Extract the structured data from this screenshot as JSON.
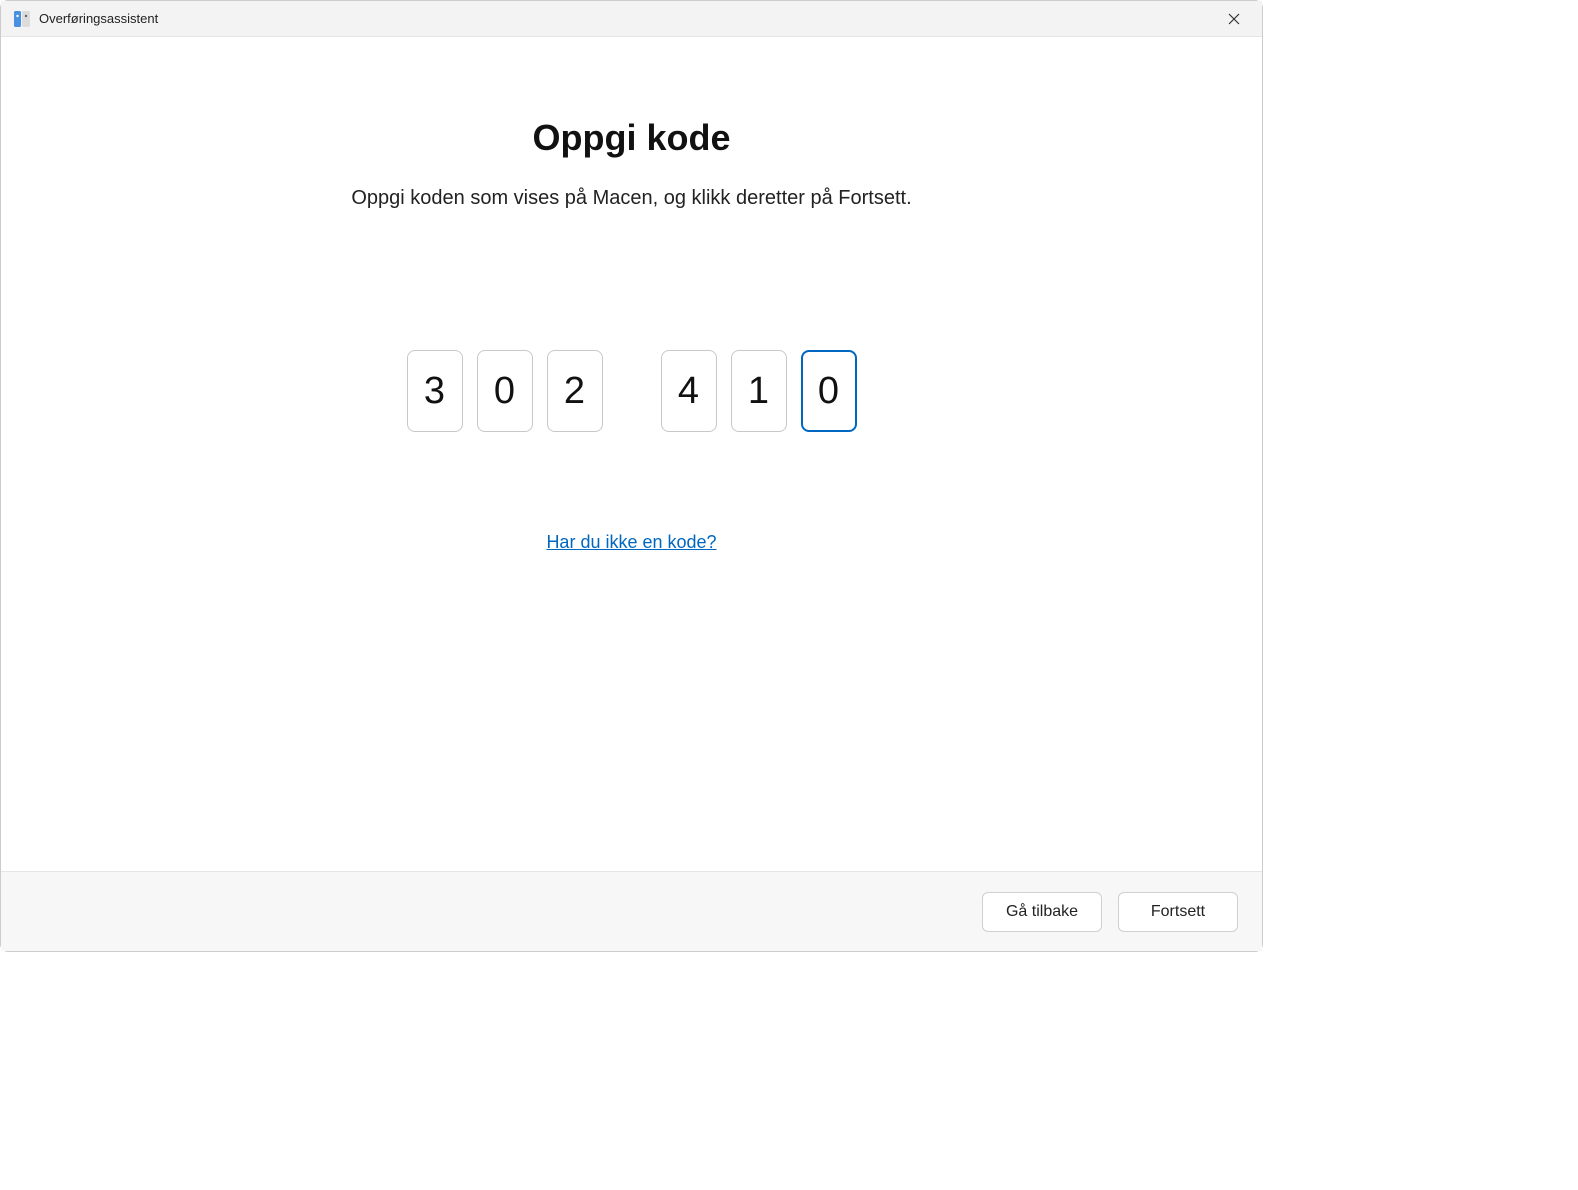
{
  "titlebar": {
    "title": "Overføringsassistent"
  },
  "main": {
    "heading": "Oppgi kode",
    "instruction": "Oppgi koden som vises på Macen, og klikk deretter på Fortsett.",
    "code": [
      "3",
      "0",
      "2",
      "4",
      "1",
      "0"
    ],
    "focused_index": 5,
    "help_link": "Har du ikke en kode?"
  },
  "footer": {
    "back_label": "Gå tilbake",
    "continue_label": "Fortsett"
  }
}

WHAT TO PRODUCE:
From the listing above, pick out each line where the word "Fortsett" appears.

PROBLEM SOLUTION:
    "instruction": "Oppgi koden som vises på Macen, og klikk deretter på Fortsett.",
    "continue_label": "Fortsett"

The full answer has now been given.